Lawmakers approve education bill
Will help state’s bid for US funds, Patrick says
Governor Deval Patrick predicted last night that the Legislature’s approval of a sweeping education bill would bring to an end a chronic achievement gap between students of different socioeconomic backgrounds and would probably enhance the state’s chances of receiving $250 million in new federal stimulus money.
“This is the biggest step forward we’ve made in nearly two decades in public schools,’’ said Patrick, applauding House and Senate leadership for getting the bill approved. “I’m incredibly excited for our schoolchildren.’’
The bill calls for doubling the number of charter schools in the state’s lowest-performing districts and granting extraordinary powers to superintendents to overhaul their worst schools. Superintendents should find it easier to dismiss teachers and make changes to workplace rules, such as the length of school days.
The Senate approved the bill, 23 to 12, late yesterday afternoon while the House followed roughly two hours later, passing it 97 to 47.
The passage of the measure is particularly significant for charter school expansion, which the Legislature has been debating for years. Organizers of a ballot question that would seek unfettered charter school growth indicated yesterday they intend to suspend the effort if the bill is enacted into law.
While approval margins were wide, building support among lawmakers initially proved difficult, pitting those who favor teachers unions against those who loathe them, and charter school supporters against opponents.
The legislation, targeted by lobbyists representing divergent education agendas, was the subject of four Democratic caucuses in the House, an unusually high number for a single bill, House Speaker Robert A. DeLeo said last night.
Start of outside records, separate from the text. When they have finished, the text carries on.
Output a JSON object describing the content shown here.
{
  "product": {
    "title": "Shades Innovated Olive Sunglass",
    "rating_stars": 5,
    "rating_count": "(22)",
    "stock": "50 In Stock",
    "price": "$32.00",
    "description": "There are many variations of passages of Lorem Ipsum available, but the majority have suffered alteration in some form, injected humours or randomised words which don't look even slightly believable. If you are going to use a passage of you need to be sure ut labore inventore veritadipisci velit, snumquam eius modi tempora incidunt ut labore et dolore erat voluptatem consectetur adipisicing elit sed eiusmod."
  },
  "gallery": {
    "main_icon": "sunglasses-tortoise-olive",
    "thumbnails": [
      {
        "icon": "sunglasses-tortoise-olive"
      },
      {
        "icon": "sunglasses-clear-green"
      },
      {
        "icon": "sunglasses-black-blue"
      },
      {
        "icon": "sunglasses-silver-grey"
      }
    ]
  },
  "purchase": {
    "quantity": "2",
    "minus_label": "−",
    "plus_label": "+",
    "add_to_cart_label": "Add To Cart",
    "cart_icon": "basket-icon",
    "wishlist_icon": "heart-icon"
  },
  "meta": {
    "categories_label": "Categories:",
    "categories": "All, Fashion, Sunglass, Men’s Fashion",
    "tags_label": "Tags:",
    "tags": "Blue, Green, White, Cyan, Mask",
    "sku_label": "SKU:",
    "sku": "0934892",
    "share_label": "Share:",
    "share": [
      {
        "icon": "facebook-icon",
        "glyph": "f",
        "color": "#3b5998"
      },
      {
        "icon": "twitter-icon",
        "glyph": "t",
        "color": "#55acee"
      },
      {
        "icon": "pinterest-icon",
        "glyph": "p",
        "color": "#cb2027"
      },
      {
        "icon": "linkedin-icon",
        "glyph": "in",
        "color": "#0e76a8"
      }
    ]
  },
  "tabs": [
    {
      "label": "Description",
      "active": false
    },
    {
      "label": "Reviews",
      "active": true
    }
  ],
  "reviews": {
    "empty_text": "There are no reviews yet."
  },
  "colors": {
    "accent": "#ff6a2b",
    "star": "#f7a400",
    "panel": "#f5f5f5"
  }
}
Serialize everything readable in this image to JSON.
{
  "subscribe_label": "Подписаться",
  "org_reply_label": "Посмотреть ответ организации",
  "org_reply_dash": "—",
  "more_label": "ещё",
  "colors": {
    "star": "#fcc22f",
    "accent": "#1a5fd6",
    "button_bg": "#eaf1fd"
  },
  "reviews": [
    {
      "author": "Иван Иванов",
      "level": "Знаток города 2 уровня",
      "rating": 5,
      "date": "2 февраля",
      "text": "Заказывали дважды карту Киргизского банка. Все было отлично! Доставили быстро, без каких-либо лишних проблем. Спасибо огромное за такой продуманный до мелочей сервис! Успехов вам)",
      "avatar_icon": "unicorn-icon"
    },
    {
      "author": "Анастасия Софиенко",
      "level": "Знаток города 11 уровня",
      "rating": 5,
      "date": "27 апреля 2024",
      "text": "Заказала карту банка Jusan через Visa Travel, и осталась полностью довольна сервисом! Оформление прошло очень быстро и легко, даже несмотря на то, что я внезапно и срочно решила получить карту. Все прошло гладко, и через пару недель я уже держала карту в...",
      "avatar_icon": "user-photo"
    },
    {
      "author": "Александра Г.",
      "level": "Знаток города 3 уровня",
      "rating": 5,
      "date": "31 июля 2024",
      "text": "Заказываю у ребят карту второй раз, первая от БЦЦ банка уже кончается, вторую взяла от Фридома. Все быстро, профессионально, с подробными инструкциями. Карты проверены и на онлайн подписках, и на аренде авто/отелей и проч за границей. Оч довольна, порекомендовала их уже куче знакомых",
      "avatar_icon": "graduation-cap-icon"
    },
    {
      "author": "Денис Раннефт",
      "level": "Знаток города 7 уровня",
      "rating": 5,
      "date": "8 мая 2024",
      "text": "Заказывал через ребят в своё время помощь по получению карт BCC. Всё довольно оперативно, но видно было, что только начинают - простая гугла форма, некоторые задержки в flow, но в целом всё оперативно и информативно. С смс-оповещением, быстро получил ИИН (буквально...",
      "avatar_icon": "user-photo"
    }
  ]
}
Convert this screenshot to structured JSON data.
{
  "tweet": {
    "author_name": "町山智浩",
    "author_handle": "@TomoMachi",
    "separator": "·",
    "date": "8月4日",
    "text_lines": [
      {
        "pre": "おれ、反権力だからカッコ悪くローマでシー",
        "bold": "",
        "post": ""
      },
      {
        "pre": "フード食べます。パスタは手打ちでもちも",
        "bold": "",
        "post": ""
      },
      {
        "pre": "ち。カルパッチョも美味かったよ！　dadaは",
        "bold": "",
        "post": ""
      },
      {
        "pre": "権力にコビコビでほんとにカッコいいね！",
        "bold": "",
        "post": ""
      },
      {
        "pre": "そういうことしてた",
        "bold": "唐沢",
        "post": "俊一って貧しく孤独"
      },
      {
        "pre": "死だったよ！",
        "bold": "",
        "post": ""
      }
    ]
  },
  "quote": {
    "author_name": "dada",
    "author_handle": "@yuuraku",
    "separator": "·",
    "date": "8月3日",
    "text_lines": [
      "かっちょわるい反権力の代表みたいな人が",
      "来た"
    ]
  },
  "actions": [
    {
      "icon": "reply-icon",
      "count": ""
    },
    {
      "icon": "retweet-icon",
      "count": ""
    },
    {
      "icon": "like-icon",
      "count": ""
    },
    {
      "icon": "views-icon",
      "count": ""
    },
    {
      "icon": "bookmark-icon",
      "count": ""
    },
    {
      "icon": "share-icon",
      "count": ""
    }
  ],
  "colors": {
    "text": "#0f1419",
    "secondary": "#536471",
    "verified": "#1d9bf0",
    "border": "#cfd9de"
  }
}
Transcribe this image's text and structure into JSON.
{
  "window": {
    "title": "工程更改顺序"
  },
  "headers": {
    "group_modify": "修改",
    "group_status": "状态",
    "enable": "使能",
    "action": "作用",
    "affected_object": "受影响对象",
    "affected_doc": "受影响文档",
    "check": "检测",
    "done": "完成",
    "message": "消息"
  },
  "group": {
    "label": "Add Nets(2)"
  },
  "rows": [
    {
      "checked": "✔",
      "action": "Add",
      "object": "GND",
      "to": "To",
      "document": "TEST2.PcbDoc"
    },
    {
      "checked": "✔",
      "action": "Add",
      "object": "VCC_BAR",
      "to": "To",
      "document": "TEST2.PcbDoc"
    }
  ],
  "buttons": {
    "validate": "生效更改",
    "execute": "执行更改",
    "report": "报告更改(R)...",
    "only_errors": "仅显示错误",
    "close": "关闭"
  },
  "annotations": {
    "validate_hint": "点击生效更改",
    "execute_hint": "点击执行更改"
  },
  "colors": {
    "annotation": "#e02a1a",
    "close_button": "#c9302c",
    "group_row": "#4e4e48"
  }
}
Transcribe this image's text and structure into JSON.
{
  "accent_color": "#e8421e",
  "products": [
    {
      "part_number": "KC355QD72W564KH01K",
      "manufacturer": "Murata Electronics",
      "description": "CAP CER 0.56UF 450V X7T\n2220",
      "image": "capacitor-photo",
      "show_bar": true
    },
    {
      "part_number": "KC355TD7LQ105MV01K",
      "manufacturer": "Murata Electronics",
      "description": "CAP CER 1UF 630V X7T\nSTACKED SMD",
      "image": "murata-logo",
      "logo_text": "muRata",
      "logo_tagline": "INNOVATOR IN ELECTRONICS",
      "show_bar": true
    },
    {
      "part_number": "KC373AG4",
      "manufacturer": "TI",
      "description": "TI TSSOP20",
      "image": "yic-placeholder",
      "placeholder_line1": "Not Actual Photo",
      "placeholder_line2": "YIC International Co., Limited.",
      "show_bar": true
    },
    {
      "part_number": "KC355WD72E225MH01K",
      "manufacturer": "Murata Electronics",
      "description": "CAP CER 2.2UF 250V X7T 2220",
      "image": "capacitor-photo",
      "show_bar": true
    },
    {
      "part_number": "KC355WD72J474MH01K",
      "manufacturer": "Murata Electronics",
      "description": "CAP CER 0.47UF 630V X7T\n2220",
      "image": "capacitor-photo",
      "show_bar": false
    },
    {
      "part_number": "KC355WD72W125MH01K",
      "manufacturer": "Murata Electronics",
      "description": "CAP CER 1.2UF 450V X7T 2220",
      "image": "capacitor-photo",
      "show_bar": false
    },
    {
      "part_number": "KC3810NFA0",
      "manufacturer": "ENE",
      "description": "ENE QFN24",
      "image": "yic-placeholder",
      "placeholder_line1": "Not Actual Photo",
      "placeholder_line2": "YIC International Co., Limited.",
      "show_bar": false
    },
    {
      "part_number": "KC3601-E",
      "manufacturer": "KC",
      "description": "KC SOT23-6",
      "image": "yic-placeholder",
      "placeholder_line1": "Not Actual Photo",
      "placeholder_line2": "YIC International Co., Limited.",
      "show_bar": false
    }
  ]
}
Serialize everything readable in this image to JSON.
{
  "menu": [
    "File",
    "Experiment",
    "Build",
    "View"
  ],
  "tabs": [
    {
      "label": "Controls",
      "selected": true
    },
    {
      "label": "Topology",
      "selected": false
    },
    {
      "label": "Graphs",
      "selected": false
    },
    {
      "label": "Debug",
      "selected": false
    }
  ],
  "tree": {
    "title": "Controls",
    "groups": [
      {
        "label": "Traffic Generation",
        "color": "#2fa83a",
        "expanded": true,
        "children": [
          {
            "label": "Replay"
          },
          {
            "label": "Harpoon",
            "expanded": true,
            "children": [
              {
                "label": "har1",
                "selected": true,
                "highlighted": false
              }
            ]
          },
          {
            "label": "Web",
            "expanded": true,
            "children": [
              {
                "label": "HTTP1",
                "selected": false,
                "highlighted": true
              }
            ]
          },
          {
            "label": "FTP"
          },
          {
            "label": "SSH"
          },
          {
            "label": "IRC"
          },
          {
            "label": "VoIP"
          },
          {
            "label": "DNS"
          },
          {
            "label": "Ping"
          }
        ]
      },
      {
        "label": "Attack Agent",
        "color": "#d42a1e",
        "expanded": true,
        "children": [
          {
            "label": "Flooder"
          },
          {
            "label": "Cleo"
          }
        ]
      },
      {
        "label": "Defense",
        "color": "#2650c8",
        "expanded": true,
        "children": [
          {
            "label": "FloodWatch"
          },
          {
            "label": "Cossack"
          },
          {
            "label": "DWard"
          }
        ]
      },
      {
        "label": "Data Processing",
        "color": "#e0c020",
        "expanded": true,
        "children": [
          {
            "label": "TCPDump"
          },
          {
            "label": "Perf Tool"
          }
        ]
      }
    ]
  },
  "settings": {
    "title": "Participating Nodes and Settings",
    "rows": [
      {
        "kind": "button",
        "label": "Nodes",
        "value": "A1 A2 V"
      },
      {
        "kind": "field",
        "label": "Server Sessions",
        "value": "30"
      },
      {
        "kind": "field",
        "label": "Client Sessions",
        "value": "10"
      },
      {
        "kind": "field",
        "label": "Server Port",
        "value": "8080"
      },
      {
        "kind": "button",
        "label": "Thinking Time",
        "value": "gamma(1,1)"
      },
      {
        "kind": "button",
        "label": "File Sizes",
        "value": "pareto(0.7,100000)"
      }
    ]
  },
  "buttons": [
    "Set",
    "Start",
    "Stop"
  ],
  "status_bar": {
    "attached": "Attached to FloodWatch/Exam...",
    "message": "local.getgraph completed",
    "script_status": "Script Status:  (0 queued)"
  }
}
“People felt so passionately about this subject, which was great,’’ said DeLeo, who was grateful that a compromise was found. “The thing I kept trying to relate to members was what is the right thing for the children.’’
Before the bill could be considered yesterday, Senate rules had to be waived because a conference committee, which put together the bill Wednesday night, missed the filing deadline.
Over the course of more than an hour, some senators voiced concern that the bill was being rushed through, but many others said they believed the opportunity to secure additional money during a period of steep budget cuts was too good to pass up.
While Massachusetts students as a whole often lead the nation in their scores on standardized tests, the results, when broken down along socioeconomic lines, vary drastically, possibly revealing uneven progress under the state’s 1993 Education Reform Act.
For instance, on the MCAS tests, Asian and white students often score much higher than black and Latino students. Low-income students, special education students, and students not fluent in English tend to lag, as well. Such gaps also show up on other measures, such as high school graduation rates.
Later in the House, a handful of members spoke out for and against the bill.
Senator Robert O’Leary, a Cape Cod Democrat who co-chairs the Joint Committee on Education, sat in the House gallery as that chamber’s lawmakers cast their votes, sending the legislation to the governor’s desk for signing, a moment he considered of historic significance.
“It’s been a long journey,’’ O’Leary said. “In the underperforming districts, largely urban districts, we need to do something drastically different. Incremental change is not enough.’’
The bill represents a cornerstone of Patrick’s education agenda, which slightly more than a year ago appeared to be all but on hold as the state confronted ever-worsening budget woes.
But the effort was reignited last year at the prospect of receiving $250 million from President Obama’s Race to the Top competition, reserved for states aggressively pursuing overhauls of failing schools and expansions of charter schools.
Now state education officials are racing to meet a Tuesday deadline to submit their funding proposal, including a copy of the approved bill. They will send the hundreds of pages by express carrier, while a state official who will be in Washington Tuesday has agreed to drop off a backup copy.
State Senator Richard Tisei, Republican minority leader who is running for lieutenant governor, told colleagues on the floor that he supported the bill but added: “It is sort of sad in a way that it has taken the dangling of new education dollars to make the Legislature do the right thing to address some of the underperforming school issues. . . . We’ve missed a lot of opportunities over that time to take the next step.’’
Half of the money the state receives would go directly to school districts committed to undertaking dramatic changes in fixing failing schools. By yesterday, about two-thirds of the state’s school districts, encompassing 85 percent of the state’s students living in poverty, filed agreements with the state to tackle the problem.
Mayor Thomas M. Menino of Boston applauded the passage last night in a statement. The bill will enable the city to open at least four in-district charter schools without union approval and another 10 statewide.